Discussions turned to how the conservation funding commitments could be used to attract funding for sustainable economic development for the participating First Nations communities to support their ongoing use of the region's resources.
It was recognized that sustainable economic development is a vital part of ensuring the well-being of the communities. Integral to that is respect for First Nations' traditional cultural values in sustainable development, based on respect for land, resources, water and wildlife.
The implementation of ecosystem-based management is a multi-year process based on flexibility and adaptive management. The aim is to find solutions to effectively manage both human well-being and ecological integrity.
Creation of Funds
Signing the historical land use agreements with participating First Nations in the Coastal Area culminated in the establishment of the Coast Opportunity Funds in 2007, comprising the Conservation Fund and the Economic Development Fund. The fund's Board of Directors developed a strategic plan and set goals for the funds.

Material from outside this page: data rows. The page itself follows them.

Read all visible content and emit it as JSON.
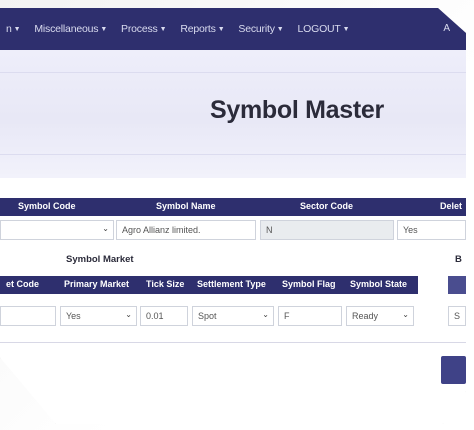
{
  "navbar": {
    "items": [
      {
        "label": "n"
      },
      {
        "label": "Miscellaneous"
      },
      {
        "label": "Process"
      },
      {
        "label": "Reports"
      },
      {
        "label": "Security"
      },
      {
        "label": "LOGOUT"
      }
    ],
    "end_text": "A"
  },
  "page": {
    "title": "Symbol Master"
  },
  "symbol_table": {
    "headers": {
      "symbol_code": "Symbol Code",
      "symbol_name": "Symbol Name",
      "sector_code": "Sector Code",
      "delete": "Delet"
    },
    "row": {
      "symbol_code": "",
      "symbol_name": "Agro Allianz limited.",
      "sector_code": "N",
      "delete": "Yes"
    }
  },
  "market_section": {
    "label": "Symbol Market",
    "right_label": "B",
    "headers": {
      "market_code": "et Code",
      "primary_market": "Primary Market",
      "tick_size": "Tick Size",
      "settlement_type": "Settlement Type",
      "symbol_flag": "Symbol Flag",
      "symbol_state": "Symbol State"
    },
    "row": {
      "market_code": "",
      "primary_market": "Yes",
      "tick_size": "0.01",
      "settlement_type": "Spot",
      "symbol_flag": "F",
      "symbol_state": "Ready",
      "right_value": "S"
    }
  }
}
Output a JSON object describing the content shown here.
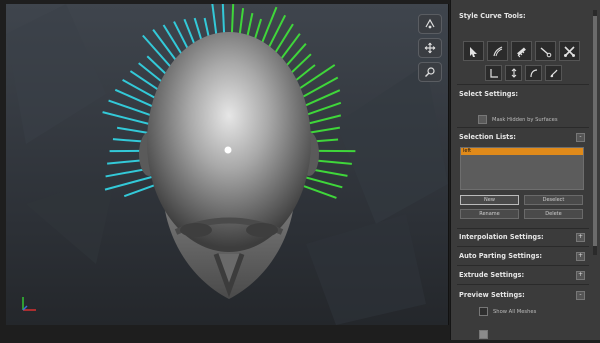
{
  "viewport": {
    "tools": [
      "rotate-tool-icon",
      "move-tool-icon",
      "zoom-tool-icon"
    ],
    "axes": {
      "x": "red",
      "y": "green"
    },
    "colors": {
      "left_strands": "#33c9d8",
      "right_strands": "#3fd63a",
      "head": "#9a9a9a"
    }
  },
  "panel": {
    "style_curve_tools": {
      "title": "Style Curve Tools:",
      "tools_row1": [
        "select-curve-icon",
        "sculpt-curve-icon",
        "comb-curve-icon",
        "cut-curve-icon",
        "scissors-icon"
      ],
      "tools_row2": [
        "length-icon",
        "scale-icon",
        "bend-icon",
        "lift-icon"
      ]
    },
    "select_settings": {
      "title": "Select Settings:",
      "mask_hidden_label": "Mask Hidden by Surfaces"
    },
    "selection_lists": {
      "title": "Selection Lists:",
      "collapse": "-",
      "items": [
        "left"
      ],
      "buttons": {
        "new": "New",
        "deselect": "Deselect",
        "rename": "Rename",
        "delete": "Delete"
      }
    },
    "sections": {
      "interpolation": {
        "title": "Interpolation Settings:",
        "toggle": "+"
      },
      "auto_parting": {
        "title": "Auto Parting Settings:",
        "toggle": "+"
      },
      "extrude": {
        "title": "Extrude Settings:",
        "toggle": "+"
      },
      "preview": {
        "title": "Preview Settings:",
        "toggle": "-",
        "show_all_meshes": "Show All Meshes"
      }
    }
  }
}
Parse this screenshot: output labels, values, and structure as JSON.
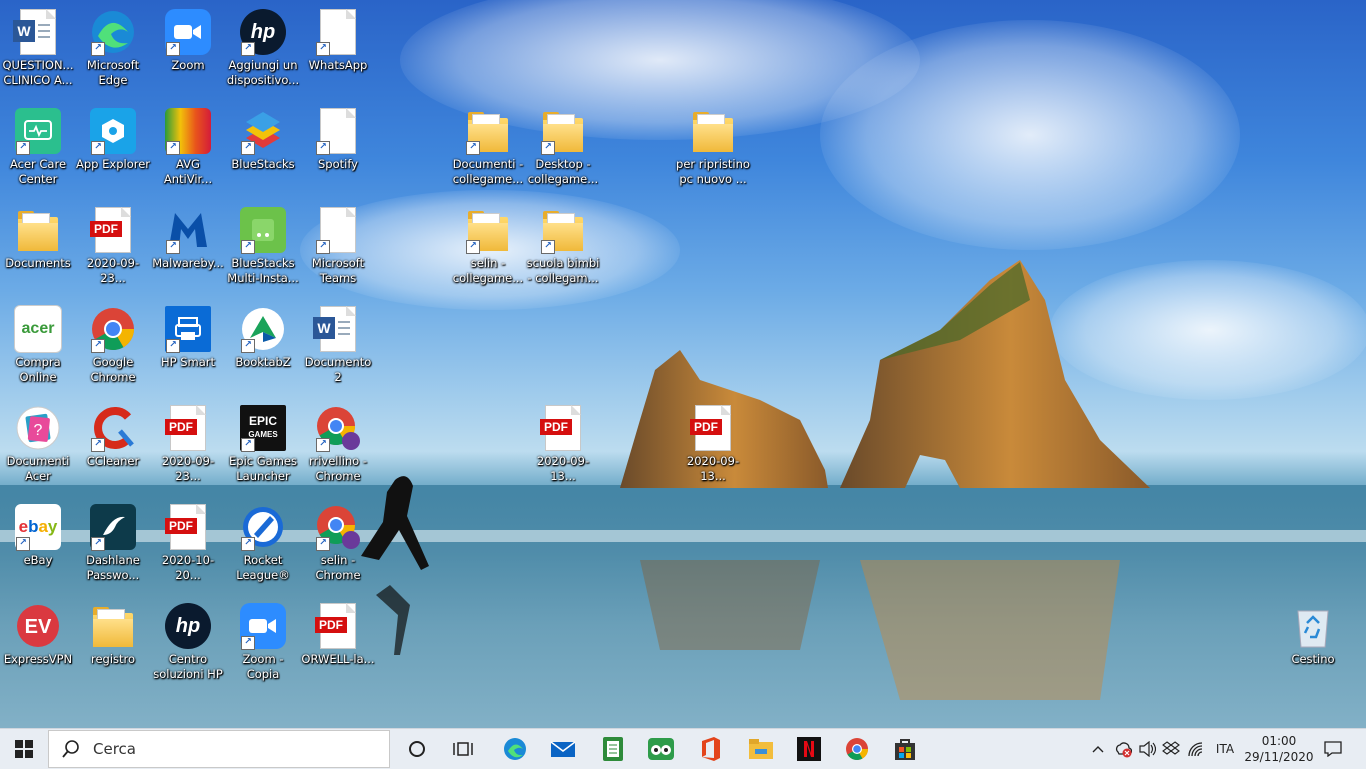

Access to Funds
By signing the Strategic Land Use Planning Agreement the Ulkatcho First Nation becomes eligible to seek funding from the $58 million Economic Development Fund. The Economic Development Fund is intended to support eligible sustainable businesses and community-based employment opportunities in the Coastal Area consistent with goals of conservation.
Economic Development Fund Goals:
- Increasing capacity to realize sustainable economic development opportunities, including increased access to skills development and training.
- Increasing capacity to realize sustainable economic diversification opportunities.
- Enhancing the economic infrastructure of the north and central B.C. coast to support First Nations businesses.
- Growing their economic share of commercial activities, such as shellfish aquaculture, tourism, and cultural products.
- Increasing the number of businesses owned by First Nations communities or individuals living in the Coastal Area.
- Leveraging increased investment in sustainable business partnerships.
- Contributing towards a stable or increasing population in the Coastal Area.
- Increasing participation in, and contributions towards, the provincial economy.
- Improving employment levels and decreasing unemployment rates.
- Increasing average annual incomes.
Examples of Eligible Activities for Economic Development Fund Support:
- Shellfish aquaculture.
- Technology and communications.
- Tourism, including cruises and wildlife viewing.
- Economic development capital corporations utilizing funding standards consistent with those of the Economic Development Fund.
- Mushroom harvesting.
- Non-timber forest products.
- Ecosystem-based management compliant forestry operations.
- Non-nuclear and non-carbon burning energy projects.
- Green building projects.
- Small-scale, non-toxic, subsurface rock, mineral or gem extraction.
Public Affairs Officer
Ministry of Forests, Lands and natural Resource Operations